Watch this video to learn how to chop light herbs correctly so that you keep the flavour locked into the herb rather squished on to the board. Light herbs are herbs which you tend to sprinkle fresh over the end of a meal rather than cooking them. The main exception are the stalks of coriander and basil. Sprinkled just before serving, light herbs can really lift a meal, add flavour, colour and texture and are extremely good for you.
You can grow them in your garden, buy them in packets and keep them in the fridge, or buy them in pots and place them inside in a sunny spot. The easiest light herbs to grow outdoors in the summer are chives, mint and flat leaf parsley. If you have pots on your windowsill, water them well from the bottom (I keep mine in bowls with water). If you have any excess, try chopping them up and freezing them. Then you can use them when ever you like. Here is a list of light herbs to help you identify them:
Goes well sprinkled over salads, soups, stews and vegetables
Goes well with fish, chicken and pork
Goes well with Mediterranean flavours and can be used in curries instead of coriander
Goes well with Thai and Indian flavours. Delicious mixed through raw vegetables and salads
Goes well with traditional English and French flavours. Lifts creamy sauces
Goes well with French and Mediterranean flavours. Aniseed taste. Use sparingly
Goes well with summer food, mint and creamy yoghurt dips. Strong flavour.

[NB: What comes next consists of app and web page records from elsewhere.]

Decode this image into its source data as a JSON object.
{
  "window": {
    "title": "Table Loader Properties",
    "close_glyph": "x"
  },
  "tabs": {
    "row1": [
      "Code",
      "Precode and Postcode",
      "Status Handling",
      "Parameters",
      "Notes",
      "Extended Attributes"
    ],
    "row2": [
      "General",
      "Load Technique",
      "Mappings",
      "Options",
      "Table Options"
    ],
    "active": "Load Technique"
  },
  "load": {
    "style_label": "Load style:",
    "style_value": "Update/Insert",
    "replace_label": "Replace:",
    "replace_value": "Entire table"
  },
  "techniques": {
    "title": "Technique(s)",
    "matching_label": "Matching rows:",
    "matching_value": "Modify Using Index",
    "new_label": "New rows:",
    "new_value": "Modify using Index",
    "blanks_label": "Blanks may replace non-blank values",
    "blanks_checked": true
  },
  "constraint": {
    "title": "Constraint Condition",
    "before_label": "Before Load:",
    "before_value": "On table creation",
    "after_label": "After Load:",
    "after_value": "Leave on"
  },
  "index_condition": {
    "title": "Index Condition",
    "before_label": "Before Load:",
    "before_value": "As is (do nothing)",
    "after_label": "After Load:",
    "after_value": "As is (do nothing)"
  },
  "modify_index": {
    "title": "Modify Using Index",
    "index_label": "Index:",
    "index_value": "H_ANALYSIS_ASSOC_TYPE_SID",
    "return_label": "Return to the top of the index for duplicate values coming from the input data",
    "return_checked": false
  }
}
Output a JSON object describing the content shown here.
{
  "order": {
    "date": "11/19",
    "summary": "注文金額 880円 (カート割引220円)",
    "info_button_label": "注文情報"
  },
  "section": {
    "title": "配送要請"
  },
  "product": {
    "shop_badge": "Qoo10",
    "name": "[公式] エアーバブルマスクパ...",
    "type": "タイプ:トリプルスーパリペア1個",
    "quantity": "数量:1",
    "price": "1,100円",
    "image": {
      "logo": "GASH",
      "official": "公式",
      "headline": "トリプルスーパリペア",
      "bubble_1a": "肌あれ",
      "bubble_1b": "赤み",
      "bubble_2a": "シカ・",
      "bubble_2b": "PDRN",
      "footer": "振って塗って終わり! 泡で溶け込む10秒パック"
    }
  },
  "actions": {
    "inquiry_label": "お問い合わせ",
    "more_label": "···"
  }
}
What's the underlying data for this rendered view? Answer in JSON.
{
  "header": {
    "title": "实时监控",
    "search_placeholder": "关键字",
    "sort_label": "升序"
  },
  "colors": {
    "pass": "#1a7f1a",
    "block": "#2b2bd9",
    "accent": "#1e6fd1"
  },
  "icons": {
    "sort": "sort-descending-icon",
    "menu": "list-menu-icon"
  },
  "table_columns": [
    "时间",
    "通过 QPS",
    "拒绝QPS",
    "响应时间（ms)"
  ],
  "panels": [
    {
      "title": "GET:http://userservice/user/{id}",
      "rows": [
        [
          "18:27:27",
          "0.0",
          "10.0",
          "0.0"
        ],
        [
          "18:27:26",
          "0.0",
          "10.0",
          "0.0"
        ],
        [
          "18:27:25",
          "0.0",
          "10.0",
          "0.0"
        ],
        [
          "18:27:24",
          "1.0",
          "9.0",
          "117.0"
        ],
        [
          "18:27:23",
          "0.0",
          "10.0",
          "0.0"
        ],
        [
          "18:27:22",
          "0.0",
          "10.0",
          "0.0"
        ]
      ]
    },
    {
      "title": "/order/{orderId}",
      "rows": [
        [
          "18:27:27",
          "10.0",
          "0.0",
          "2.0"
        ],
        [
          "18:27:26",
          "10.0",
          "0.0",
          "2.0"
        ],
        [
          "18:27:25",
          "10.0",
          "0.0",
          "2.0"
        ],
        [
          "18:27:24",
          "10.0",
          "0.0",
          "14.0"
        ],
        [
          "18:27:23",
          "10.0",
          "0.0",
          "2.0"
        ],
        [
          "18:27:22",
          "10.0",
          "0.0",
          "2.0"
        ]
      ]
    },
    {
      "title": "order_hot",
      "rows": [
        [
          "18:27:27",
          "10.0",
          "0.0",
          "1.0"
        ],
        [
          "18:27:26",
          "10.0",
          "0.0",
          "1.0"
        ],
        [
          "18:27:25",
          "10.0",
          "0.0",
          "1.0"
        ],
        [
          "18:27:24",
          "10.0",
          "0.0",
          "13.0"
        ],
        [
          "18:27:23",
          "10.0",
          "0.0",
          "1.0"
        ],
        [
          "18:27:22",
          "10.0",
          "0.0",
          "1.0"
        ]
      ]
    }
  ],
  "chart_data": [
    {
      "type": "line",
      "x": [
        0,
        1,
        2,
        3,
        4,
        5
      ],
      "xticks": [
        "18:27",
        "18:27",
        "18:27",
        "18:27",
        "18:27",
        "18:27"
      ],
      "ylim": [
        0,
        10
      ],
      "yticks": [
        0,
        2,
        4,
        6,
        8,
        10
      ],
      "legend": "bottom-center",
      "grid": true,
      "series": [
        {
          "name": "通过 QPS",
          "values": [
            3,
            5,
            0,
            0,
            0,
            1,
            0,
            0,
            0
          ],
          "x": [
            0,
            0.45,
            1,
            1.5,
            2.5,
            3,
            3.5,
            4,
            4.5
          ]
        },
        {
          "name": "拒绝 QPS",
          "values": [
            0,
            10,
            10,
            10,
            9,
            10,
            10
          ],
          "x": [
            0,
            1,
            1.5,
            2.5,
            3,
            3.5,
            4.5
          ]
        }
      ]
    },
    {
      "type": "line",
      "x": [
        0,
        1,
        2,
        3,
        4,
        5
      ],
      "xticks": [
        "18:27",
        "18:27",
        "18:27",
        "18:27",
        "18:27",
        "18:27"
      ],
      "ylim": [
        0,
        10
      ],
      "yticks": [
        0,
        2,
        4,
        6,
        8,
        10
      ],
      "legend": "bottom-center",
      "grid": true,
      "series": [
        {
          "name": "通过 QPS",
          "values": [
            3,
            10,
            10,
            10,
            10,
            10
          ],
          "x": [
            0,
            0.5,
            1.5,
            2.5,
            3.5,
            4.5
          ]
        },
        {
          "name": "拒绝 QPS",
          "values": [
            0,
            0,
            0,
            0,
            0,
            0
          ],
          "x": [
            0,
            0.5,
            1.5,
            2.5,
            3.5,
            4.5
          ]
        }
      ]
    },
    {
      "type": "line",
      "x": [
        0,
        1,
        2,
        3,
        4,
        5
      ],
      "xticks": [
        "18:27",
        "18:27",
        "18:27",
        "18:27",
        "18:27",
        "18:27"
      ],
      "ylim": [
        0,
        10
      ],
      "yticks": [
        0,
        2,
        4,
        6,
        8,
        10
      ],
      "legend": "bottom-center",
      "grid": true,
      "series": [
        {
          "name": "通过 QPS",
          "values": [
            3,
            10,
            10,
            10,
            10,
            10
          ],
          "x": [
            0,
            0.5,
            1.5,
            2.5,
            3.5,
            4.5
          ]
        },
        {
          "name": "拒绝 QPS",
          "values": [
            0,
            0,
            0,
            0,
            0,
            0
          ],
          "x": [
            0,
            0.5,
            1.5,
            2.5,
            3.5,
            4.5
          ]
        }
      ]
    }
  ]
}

Goes well with fish and pork. Cut of the end of fennel bulbs and add at the end of a meal that you’ve used fennel in